>>

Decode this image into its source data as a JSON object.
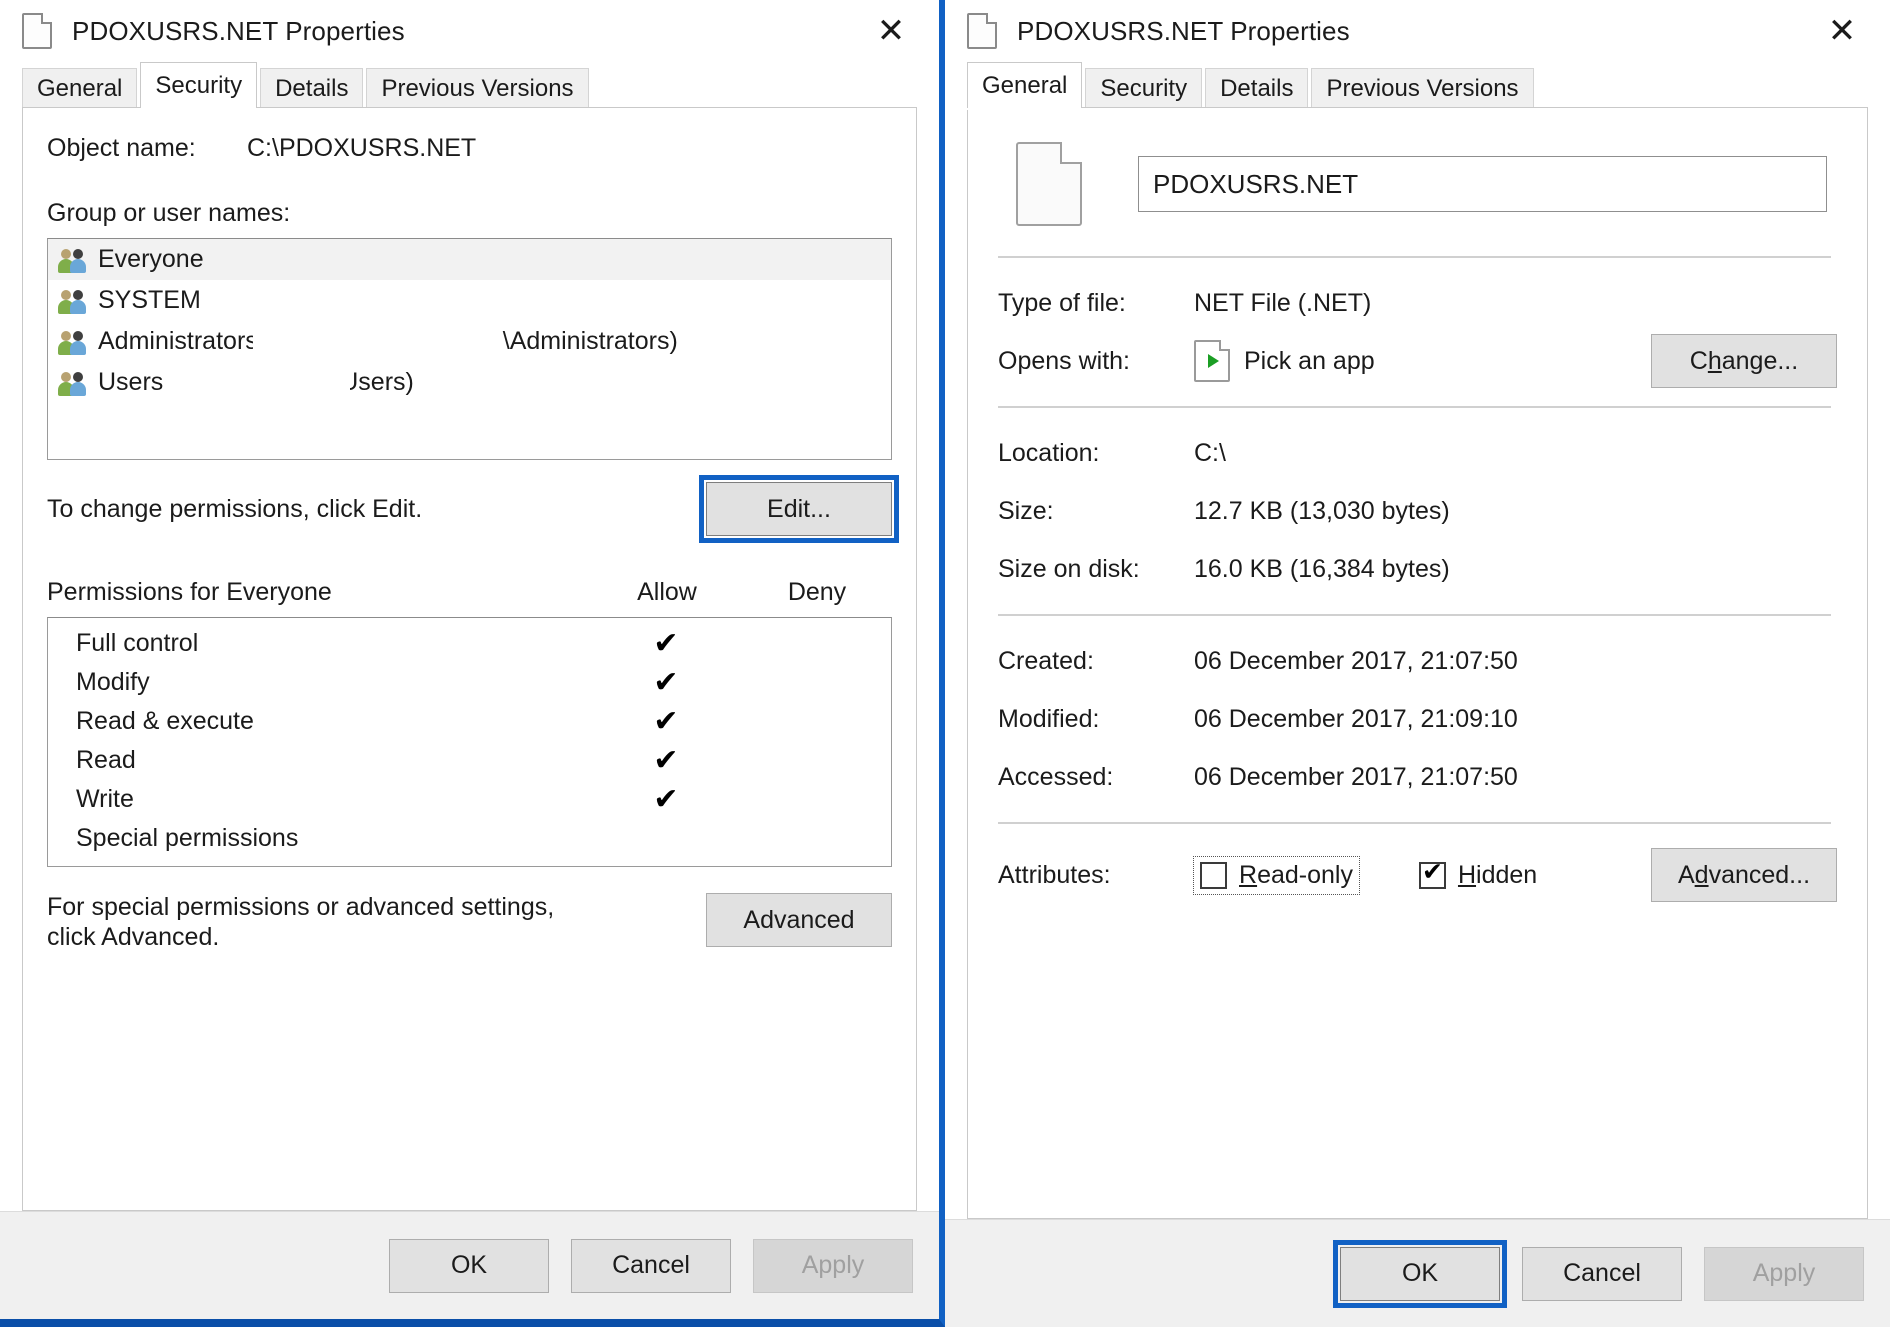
{
  "left_dialog": {
    "title": "PDOXUSRS.NET Properties",
    "title_icon": "file-icon",
    "close_label": "✕",
    "tabs": [
      {
        "label": "General",
        "active": false
      },
      {
        "label": "Security",
        "active": true
      },
      {
        "label": "Details",
        "active": false
      },
      {
        "label": "Previous Versions",
        "active": false
      }
    ],
    "object_name_label": "Object name:",
    "object_name_value": "C:\\PDOXUSRS.NET",
    "group_label": "Group or user names:",
    "group_items": [
      {
        "name": "Everyone",
        "suffix": "",
        "selected": true
      },
      {
        "name": "SYSTEM",
        "suffix": "",
        "selected": false
      },
      {
        "name": "Administrators",
        "suffix": "\\Administrators)",
        "selected": false
      },
      {
        "name": "Users",
        "suffix": "\\Users)",
        "selected": false
      }
    ],
    "change_hint": "To change permissions, click Edit.",
    "edit_button": "Edit...",
    "permissions_header": "Permissions for Everyone",
    "allow_header": "Allow",
    "deny_header": "Deny",
    "permissions": [
      {
        "name": "Full control",
        "allow": "✔",
        "deny": ""
      },
      {
        "name": "Modify",
        "allow": "✔",
        "deny": ""
      },
      {
        "name": "Read & execute",
        "allow": "✔",
        "deny": ""
      },
      {
        "name": "Read",
        "allow": "✔",
        "deny": ""
      },
      {
        "name": "Write",
        "allow": "✔",
        "deny": ""
      },
      {
        "name": "Special permissions",
        "allow": "",
        "deny": ""
      }
    ],
    "advanced_hint_line1": "For special permissions or advanced settings,",
    "advanced_hint_line2": "click Advanced.",
    "advanced_button": "Advanced",
    "ok_button": "OK",
    "cancel_button": "Cancel",
    "apply_button": "Apply"
  },
  "right_dialog": {
    "title": "PDOXUSRS.NET Properties",
    "title_icon": "file-icon",
    "close_label": "✕",
    "tabs": [
      {
        "label": "General",
        "active": true
      },
      {
        "label": "Security",
        "active": false
      },
      {
        "label": "Details",
        "active": false
      },
      {
        "label": "Previous Versions",
        "active": false
      }
    ],
    "file_name_value": "PDOXUSRS.NET",
    "rows": [
      {
        "label": "Type of file:",
        "value": "NET File (.NET)"
      },
      {
        "label": "Location:",
        "value": "C:\\"
      },
      {
        "label": "Size:",
        "value": "12.7 KB (13,030 bytes)"
      },
      {
        "label": "Size on disk:",
        "value": "16.0 KB (16,384 bytes)"
      },
      {
        "label": "Created:",
        "value": "06 December 2017, 21:07:50"
      },
      {
        "label": "Modified:",
        "value": "06 December 2017, 21:09:10"
      },
      {
        "label": "Accessed:",
        "value": "06 December 2017, 21:07:50"
      }
    ],
    "opens_with_label": "Opens with:",
    "opens_with_value": "Pick an app",
    "change_button": {
      "pre": "C",
      "accel": "h",
      "post": "ange..."
    },
    "attributes_label": "Attributes:",
    "readonly_checkbox": {
      "pre": "R",
      "accel": "",
      "post": "ead-only",
      "checked": false
    },
    "hidden_checkbox": {
      "pre": "",
      "accel": "H",
      "post": "idden",
      "checked": true
    },
    "advanced_button": {
      "pre": "A",
      "accel": "d",
      "post": "vanced..."
    },
    "ok_button": "OK",
    "cancel_button": "Cancel",
    "apply_button": "Apply"
  }
}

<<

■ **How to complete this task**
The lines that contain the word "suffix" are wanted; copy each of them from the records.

■ **Answer to the problem**
        "suffix": "",
        "suffix": "",
        "suffix": "\\Administrators)",
        "suffix": "\\Users)",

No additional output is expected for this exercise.